Dataset items:
*****

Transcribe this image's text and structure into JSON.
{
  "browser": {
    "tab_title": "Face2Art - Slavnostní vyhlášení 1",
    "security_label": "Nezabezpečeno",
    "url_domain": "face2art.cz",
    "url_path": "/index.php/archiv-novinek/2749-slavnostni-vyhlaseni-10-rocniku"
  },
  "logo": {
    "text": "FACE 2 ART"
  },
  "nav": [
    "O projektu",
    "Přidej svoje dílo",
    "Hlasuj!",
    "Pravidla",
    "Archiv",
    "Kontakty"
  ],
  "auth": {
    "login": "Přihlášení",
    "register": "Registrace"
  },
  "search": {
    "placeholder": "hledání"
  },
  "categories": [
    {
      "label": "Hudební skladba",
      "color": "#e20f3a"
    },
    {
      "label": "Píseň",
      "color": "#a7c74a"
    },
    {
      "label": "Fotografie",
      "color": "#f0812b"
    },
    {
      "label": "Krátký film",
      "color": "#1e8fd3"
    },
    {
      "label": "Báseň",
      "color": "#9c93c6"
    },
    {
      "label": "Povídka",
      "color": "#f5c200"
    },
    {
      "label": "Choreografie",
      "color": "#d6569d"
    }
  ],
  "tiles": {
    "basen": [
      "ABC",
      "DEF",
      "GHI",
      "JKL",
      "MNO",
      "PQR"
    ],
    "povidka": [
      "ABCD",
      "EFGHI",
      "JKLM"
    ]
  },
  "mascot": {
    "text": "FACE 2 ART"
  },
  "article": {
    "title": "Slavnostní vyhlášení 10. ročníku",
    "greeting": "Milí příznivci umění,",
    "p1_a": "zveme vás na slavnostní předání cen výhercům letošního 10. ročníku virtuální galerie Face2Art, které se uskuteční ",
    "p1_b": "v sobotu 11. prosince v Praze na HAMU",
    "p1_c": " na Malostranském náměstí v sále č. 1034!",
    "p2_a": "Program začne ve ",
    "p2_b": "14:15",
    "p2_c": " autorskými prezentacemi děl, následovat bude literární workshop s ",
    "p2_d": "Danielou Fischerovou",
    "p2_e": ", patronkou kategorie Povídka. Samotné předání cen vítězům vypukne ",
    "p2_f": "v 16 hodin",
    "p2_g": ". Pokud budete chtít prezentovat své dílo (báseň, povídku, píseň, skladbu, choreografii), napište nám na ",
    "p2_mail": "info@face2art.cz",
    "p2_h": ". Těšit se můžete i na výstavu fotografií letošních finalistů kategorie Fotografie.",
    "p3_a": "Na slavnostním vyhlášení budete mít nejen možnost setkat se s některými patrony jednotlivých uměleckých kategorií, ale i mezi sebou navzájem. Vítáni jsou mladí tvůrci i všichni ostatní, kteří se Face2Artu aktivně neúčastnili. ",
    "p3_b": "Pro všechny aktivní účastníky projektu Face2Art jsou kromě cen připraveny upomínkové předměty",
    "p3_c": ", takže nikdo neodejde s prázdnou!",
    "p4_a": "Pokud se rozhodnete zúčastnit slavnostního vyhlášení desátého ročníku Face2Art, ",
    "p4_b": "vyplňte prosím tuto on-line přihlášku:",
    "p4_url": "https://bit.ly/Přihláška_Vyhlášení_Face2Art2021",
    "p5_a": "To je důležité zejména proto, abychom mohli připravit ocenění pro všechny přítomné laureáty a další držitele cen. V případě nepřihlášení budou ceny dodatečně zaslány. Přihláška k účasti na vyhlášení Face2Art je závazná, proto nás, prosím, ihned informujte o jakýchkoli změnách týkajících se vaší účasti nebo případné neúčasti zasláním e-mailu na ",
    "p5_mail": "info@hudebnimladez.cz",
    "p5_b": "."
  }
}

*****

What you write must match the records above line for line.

> **Answer to this task**
Transcribe this image's text and structure into JSON.
{
  "browser": {
    "tab_title": "Face2Art - Slavnostní vyhlášení 1",
    "security_label": "Nezabezpečeno",
    "url_domain": "face2art.cz",
    "url_path": "/index.php/archiv-novinek/2749-slavnostni-vyhlaseni-10-rocniku"
  },
  "logo": {
    "text": "FACE 2 ART"
  },
  "nav": [
    "O projektu",
    "Přidej svoje dílo",
    "Hlasuj!",
    "Pravidla",
    "Archiv",
    "Kontakty"
  ],
  "auth": {
    "login": "Přihlášení",
    "register": "Registrace"
  },
  "search": {
    "placeholder": "hledání"
  },
  "categories": [
    {
      "label": "Hudební skladba",
      "color": "#e20f3a"
    },
    {
      "label": "Píseň",
      "color": "#a7c74a"
    },
    {
      "label": "Fotografie",
      "color": "#f0812b"
    },
    {
      "label": "Krátký film",
      "color": "#1e8fd3"
    },
    {
      "label": "Báseň",
      "color": "#9c93c6"
    },
    {
      "label": "Povídka",
      "color": "#f5c200"
    },
    {
      "label": "Choreografie",
      "color": "#d6569d"
    }
  ],
  "tiles": {
    "basen": [
      "ABC",
      "DEF",
      "GHI",
      "JKL",
      "MNO",
      "PQR"
    ],
    "povidka": [
      "ABCD",
      "EFGHI",
      "JKLM"
    ]
  },
  "mascot": {
    "text": "FACE 2 ART"
  },
  "article": {
    "title": "Slavnostní vyhlášení 10. ročníku",
    "greeting": "Milí příznivci umění,",
    "p1_a": "zveme vás na slavnostní předání cen výhercům letošního 10. ročníku virtuální galerie Face2Art, které se uskuteční ",
    "p1_b": "v sobotu 11. prosince v Praze na HAMU",
    "p1_c": " na Malostranském náměstí v sále č. 1034!",
    "p2_a": "Program začne ve ",
    "p2_b": "14:15",
    "p2_c": " autorskými prezentacemi děl, následovat bude literární workshop s ",
    "p2_d": "Danielou Fischerovou",
    "p2_e": ", patronkou kategorie Povídka. Samotné předání cen vítězům vypukne ",
    "p2_f": "v 16 hodin",
    "p2_g": ". Pokud budete chtít prezentovat své dílo (báseň, povídku, píseň, skladbu, choreografii), napište nám na ",
    "p2_mail": "info@face2art.cz",
    "p2_h": ". Těšit se můžete i na výstavu fotografií letošních finalistů kategorie Fotografie.",
    "p3_a": "Na slavnostním vyhlášení budete mít nejen možnost setkat se s některými patrony jednotlivých uměleckých kategorií, ale i mezi sebou navzájem. Vítáni jsou mladí tvůrci i všichni ostatní, kteří se Face2Artu aktivně neúčastnili. ",
    "p3_b": "Pro všechny aktivní účastníky projektu Face2Art jsou kromě cen připraveny upomínkové předměty",
    "p3_c": ", takže nikdo neodejde s prázdnou!",
    "p4_a": "Pokud se rozhodnete zúčastnit slavnostního vyhlášení desátého ročníku Face2Art, ",
    "p4_b": "vyplňte prosím tuto on-line přihlášku:",
    "p4_url": "https://bit.ly/Přihláška_Vyhlášení_Face2Art2021",
    "p5_a": "To je důležité zejména proto, abychom mohli připravit ocenění pro všechny přítomné laureáty a další držitele cen. V případě nepřihlášení budou ceny dodatečně zaslány. Přihláška k účasti na vyhlášení Face2Art je závazná, proto nás, prosím, ihned informujte o jakýchkoli změnách týkajících se vaší účasti nebo případné neúčasti zasláním e-mailu na ",
    "p5_mail": "info@hudebnimladez.cz",
    "p5_b": "."
  }
}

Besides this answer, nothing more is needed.